As South Africa continues to expand its ART coverage, efforts will need to be made beyond simply testing and counseling to the reach the estimated 2 million people currently in need of treatment. This will require marketing the concept of ART as a life saving intervention, even for people who report feeling healthy. We have added to the growing literature on understanding factors driving treatment refusal after VCT in South Africa, [22,23] by identifying a critical barrier to ramping up accelerated treatment coverage beyond cost reductions,  willingness to test, and ART availability. To ensure the success of HIV treatment scale-up in South Africa, it will be essential to understand the reasons for ART refusal in individuals willing to undergo VCT, ultimately enabling the development of effective targeted interventions.
We would like to thank the clients who accessed VCT at Zazi for their time and willingness to participate in studies such as this. We also want to acknowledge the staff at Perinatal HIV Research Unit and the Zazi Staff for support for this study, and Harvard University for supporting this research. We would also like to that PEPFAR and USAID for funding their funding of the Zazi Testing Center. The opinions herein do not necessarily reflect those of USAID or the US Government.
Sources of Support: Patient care is funded by a PEPFAR grant through USAID South Africa (674-A-00–08–00009–00). The opinions expressed herein do not necessarily reflect those of the U.S. Government or USAID. ITK received support from a KL2 Medical Research Investigator Training (MeRIT) grant awarded via Harvard Catalyst, The Harvard Clinical and Translational Science Center (NIH grant #1KL2RR025757–01) and financial contributions from Harvard University and its affiliated academic health care centers.
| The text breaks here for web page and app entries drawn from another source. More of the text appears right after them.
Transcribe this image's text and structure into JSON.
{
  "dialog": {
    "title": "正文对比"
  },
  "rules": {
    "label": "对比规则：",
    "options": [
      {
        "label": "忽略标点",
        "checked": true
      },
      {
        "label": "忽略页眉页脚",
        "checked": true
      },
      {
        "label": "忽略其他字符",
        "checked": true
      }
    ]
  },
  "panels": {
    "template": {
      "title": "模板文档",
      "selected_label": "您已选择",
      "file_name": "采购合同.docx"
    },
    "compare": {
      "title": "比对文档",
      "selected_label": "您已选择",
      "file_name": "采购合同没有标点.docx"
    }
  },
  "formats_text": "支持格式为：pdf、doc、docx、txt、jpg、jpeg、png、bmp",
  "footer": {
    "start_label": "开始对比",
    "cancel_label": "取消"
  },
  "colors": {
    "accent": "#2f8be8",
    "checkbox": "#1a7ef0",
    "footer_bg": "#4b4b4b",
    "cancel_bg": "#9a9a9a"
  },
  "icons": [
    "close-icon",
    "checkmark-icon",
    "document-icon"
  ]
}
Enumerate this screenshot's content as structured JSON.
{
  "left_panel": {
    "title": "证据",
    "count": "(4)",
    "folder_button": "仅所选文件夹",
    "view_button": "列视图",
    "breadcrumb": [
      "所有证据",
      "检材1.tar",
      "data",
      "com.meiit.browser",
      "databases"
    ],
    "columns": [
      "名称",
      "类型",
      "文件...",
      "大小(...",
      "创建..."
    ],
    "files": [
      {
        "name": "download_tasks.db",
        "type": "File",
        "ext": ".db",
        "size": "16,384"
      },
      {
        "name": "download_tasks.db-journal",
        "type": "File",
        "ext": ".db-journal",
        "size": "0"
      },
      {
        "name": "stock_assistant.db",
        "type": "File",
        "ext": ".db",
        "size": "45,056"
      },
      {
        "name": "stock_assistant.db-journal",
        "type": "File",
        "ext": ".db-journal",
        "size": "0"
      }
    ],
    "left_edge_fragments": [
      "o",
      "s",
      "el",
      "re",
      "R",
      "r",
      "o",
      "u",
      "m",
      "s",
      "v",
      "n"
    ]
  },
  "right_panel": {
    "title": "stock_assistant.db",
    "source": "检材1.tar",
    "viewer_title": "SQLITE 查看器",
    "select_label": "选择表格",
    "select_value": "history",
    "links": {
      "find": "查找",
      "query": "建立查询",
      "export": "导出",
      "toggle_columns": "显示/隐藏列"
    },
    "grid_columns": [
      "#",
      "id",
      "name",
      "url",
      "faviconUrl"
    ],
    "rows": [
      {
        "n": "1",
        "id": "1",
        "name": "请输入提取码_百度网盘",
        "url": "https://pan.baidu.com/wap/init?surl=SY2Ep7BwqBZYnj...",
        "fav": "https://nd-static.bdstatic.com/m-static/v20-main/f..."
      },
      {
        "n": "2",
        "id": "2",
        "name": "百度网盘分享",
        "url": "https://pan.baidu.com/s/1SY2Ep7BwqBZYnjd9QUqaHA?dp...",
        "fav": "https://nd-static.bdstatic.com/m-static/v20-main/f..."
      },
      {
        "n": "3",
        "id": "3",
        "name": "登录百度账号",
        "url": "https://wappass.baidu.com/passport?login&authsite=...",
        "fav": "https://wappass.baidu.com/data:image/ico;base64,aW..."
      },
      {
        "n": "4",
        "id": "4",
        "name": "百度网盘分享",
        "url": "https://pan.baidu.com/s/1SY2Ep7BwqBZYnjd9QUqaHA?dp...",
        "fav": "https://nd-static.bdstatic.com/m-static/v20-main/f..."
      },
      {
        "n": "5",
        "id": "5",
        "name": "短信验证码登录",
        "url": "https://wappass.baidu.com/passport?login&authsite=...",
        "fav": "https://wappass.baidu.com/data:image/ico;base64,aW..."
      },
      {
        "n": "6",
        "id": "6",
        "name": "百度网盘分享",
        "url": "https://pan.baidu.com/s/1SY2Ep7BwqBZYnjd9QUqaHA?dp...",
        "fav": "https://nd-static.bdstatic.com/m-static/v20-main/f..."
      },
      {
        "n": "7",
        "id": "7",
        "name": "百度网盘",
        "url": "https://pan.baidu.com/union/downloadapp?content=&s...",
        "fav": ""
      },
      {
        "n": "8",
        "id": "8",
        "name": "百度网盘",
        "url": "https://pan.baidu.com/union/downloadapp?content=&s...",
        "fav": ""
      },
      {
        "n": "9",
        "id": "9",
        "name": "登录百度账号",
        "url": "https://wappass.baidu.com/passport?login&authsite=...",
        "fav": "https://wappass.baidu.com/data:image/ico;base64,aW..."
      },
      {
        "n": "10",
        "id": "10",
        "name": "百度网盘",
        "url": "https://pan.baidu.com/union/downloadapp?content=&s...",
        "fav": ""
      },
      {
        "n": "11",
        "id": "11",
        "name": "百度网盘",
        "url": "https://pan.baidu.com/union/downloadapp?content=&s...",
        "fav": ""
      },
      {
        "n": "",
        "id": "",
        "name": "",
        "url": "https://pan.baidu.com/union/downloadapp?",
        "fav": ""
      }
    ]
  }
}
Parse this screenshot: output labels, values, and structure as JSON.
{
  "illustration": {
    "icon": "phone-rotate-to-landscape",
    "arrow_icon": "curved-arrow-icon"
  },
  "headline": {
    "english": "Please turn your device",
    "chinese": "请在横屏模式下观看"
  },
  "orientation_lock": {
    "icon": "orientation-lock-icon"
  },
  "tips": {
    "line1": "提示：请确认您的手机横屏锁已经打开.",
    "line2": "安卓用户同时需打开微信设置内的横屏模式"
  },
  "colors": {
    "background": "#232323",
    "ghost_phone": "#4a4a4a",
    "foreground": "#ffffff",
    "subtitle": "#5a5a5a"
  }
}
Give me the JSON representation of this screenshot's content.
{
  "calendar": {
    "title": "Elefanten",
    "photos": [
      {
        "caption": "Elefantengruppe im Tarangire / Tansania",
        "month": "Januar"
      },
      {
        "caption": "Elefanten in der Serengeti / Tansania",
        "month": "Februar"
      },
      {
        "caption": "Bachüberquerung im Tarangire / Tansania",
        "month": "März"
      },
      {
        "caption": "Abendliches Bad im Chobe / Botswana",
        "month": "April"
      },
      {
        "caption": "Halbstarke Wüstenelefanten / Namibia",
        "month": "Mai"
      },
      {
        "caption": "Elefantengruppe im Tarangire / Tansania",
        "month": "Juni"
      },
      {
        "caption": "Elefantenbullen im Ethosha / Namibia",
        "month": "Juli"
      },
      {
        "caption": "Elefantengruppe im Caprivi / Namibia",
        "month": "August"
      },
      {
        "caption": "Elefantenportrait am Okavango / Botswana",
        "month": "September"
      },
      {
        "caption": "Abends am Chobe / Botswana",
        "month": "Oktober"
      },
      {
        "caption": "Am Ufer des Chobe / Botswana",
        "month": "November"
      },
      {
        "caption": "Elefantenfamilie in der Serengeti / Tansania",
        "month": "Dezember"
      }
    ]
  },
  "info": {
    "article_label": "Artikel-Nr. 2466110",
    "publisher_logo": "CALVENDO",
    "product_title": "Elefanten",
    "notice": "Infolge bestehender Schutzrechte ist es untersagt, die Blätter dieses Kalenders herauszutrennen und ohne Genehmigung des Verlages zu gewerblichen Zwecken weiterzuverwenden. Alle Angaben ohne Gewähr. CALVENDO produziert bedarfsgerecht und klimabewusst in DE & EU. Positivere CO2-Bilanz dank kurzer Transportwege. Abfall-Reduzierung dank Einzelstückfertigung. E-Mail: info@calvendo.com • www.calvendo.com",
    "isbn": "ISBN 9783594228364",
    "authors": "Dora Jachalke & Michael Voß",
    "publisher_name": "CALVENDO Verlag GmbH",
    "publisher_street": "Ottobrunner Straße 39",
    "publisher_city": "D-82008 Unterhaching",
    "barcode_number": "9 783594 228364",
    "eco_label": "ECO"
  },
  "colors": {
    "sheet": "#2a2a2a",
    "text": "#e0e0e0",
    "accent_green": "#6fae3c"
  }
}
DRB receives partial funding through MH K-24 87227. NAM is partially funded by HIV and TB research training twin grants RTW007373 and RTW007370 from the Fogarty International Center.
Conflicts of interest
Publisher's Disclaimer: Disclaimers: There are no conflicts of interest.
These data were presented at The 18th Conference on Retroviruses and Opportunistic Infections Meetings, February 27-March 3, 2011, Boston.